═════ The input
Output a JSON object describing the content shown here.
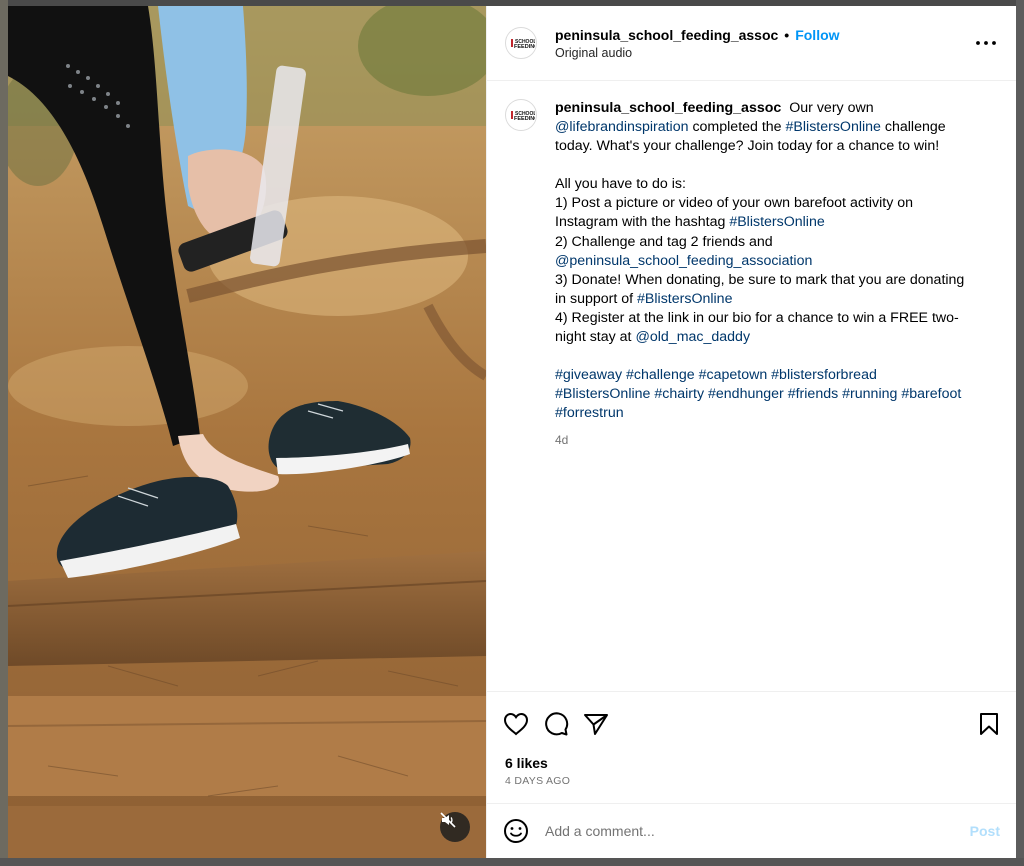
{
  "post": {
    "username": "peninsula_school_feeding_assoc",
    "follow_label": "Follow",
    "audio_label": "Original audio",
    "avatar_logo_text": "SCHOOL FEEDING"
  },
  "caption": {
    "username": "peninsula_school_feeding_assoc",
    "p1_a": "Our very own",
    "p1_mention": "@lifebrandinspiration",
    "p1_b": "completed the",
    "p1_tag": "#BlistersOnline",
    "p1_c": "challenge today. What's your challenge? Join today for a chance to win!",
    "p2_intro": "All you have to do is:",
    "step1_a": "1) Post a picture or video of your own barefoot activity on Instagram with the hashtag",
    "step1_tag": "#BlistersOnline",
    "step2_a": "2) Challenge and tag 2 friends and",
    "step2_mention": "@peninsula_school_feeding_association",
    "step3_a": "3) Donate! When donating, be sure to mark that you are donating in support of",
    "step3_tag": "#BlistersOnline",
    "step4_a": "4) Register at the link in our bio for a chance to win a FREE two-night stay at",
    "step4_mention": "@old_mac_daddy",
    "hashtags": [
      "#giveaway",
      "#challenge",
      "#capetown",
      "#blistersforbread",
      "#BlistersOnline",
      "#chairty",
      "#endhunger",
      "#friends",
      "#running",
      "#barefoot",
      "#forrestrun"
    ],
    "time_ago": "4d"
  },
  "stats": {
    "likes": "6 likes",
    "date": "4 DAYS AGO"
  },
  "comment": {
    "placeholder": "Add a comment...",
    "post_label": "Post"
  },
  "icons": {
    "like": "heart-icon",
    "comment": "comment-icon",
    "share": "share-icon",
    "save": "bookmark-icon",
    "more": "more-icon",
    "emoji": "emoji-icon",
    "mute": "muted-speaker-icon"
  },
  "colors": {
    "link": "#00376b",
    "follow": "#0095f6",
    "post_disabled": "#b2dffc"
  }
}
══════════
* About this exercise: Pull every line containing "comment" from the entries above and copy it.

* Solved problem:
  "comment": {
    "placeholder": "Add a comment...",
    "comment": "comment-icon",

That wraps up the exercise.